The result should be all the records, exact and complete, without a single picture.

▶ DATASET EXTRACT:

⁂

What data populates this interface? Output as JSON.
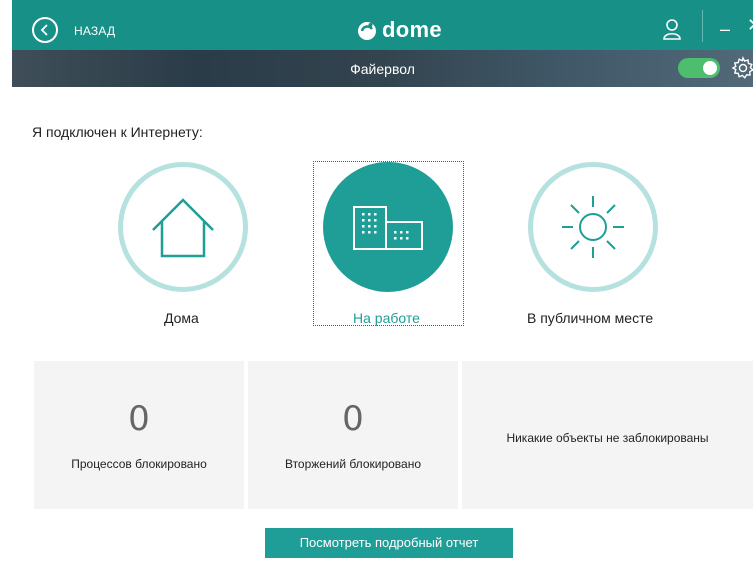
{
  "header": {
    "back_label": "НАЗАД",
    "logo_text": "dome",
    "icons": {
      "back": "back-arrow-icon",
      "user": "user-icon",
      "minimize": "minimize-icon",
      "close": "close-icon"
    }
  },
  "subbar": {
    "title": "Файервол",
    "toggle_on": true,
    "icons": {
      "settings": "gear-icon"
    }
  },
  "main": {
    "connect_label": "Я подключен к Интернету:",
    "options": [
      {
        "label": "Дома",
        "icon": "house-icon",
        "selected": false
      },
      {
        "label": "На работе",
        "icon": "office-buildings-icon",
        "selected": true
      },
      {
        "label": "В публичном месте",
        "icon": "sun-icon",
        "selected": false
      }
    ],
    "stats": [
      {
        "value": "0",
        "label": "Процессов блокировано"
      },
      {
        "value": "0",
        "label": "Вторжений блокировано"
      },
      {
        "label": "Никакие объекты не заблокированы"
      }
    ],
    "report_button": "Посмотреть подробный отчет"
  },
  "colors": {
    "accent": "#1e9e97",
    "accent_light": "#b5e1df",
    "toggle": "#4dbe6d",
    "subbar": "#2a3c48",
    "selected_text": "#1e9e97"
  }
}
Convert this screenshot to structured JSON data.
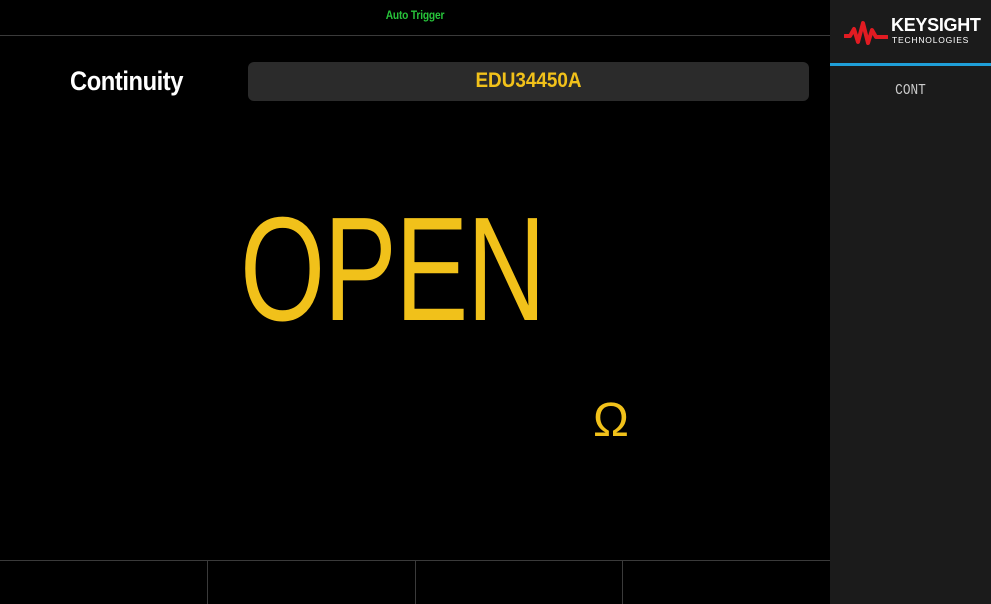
{
  "status": {
    "trigger": "Auto Trigger"
  },
  "measurement": {
    "function": "Continuity",
    "model": "EDU34450A",
    "reading": "OPEN",
    "unit": "Ω"
  },
  "brand": {
    "name": "KEYSIGHT",
    "subtitle": "TECHNOLOGIES",
    "icon": "keysight-wave-logo",
    "color": "#e11b22"
  },
  "side_menu": {
    "items": [
      {
        "label": "CONT"
      }
    ]
  },
  "softkeys": [
    {
      "label": ""
    },
    {
      "label": ""
    },
    {
      "label": ""
    },
    {
      "label": ""
    }
  ],
  "colors": {
    "reading": "#f1c11a",
    "status": "#27c43a",
    "accent": "#1f9fd9",
    "background": "#000000",
    "panel": "#1b1b1b"
  }
}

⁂

▶ PROBLEM SOLUTION:
What data populates this interface? Output as JSON.
{
  "header": {
    "back_label": "НАЗАД",
    "logo_text": "dome",
    "icons": {
      "back": "back-arrow-icon",
      "user": "user-icon",
      "minimize": "minimize-icon",
      "close": "close-icon"
    }
  },
  "subbar": {
    "title": "Файервол",
    "toggle_on": true,
    "icons": {
      "settings": "gear-icon"
    }
  },
  "main": {
    "connect_label": "Я подключен к Интернету:",
    "options": [
      {
        "label": "Дома",
        "icon": "house-icon",
        "selected": false
      },
      {
        "label": "На работе",
        "icon": "office-buildings-icon",
        "selected": true
      },
      {
        "label": "В публичном месте",
        "icon": "sun-icon",
        "selected": false
      }
    ],
    "stats": [
      {
        "value": "0",
        "label": "Процессов блокировано"
      },
      {
        "value": "0",
        "label": "Вторжений блокировано"
      },
      {
        "label": "Никакие объекты не заблокированы"
      }
    ],
    "report_button": "Посмотреть подробный отчет"
  },
  "colors": {
    "accent": "#1e9e97",
    "accent_light": "#b5e1df",
    "toggle": "#4dbe6d",
    "subbar": "#2a3c48",
    "selected_text": "#1e9e97"
  }
}
Convert this screenshot to structured JSON data.
{
  "status": {
    "trigger": "Auto Trigger"
  },
  "measurement": {
    "function": "Continuity",
    "model": "EDU34450A",
    "reading": "OPEN",
    "unit": "Ω"
  },
  "brand": {
    "name": "KEYSIGHT",
    "subtitle": "TECHNOLOGIES",
    "icon": "keysight-wave-logo",
    "color": "#e11b22"
  },
  "side_menu": {
    "items": [
      {
        "label": "CONT"
      }
    ]
  },
  "softkeys": [
    {
      "label": ""
    },
    {
      "label": ""
    },
    {
      "label": ""
    },
    {
      "label": ""
    }
  ],
  "colors": {
    "reading": "#f1c11a",
    "status": "#27c43a",
    "accent": "#1f9fd9",
    "background": "#000000",
    "panel": "#1b1b1b"
  }
}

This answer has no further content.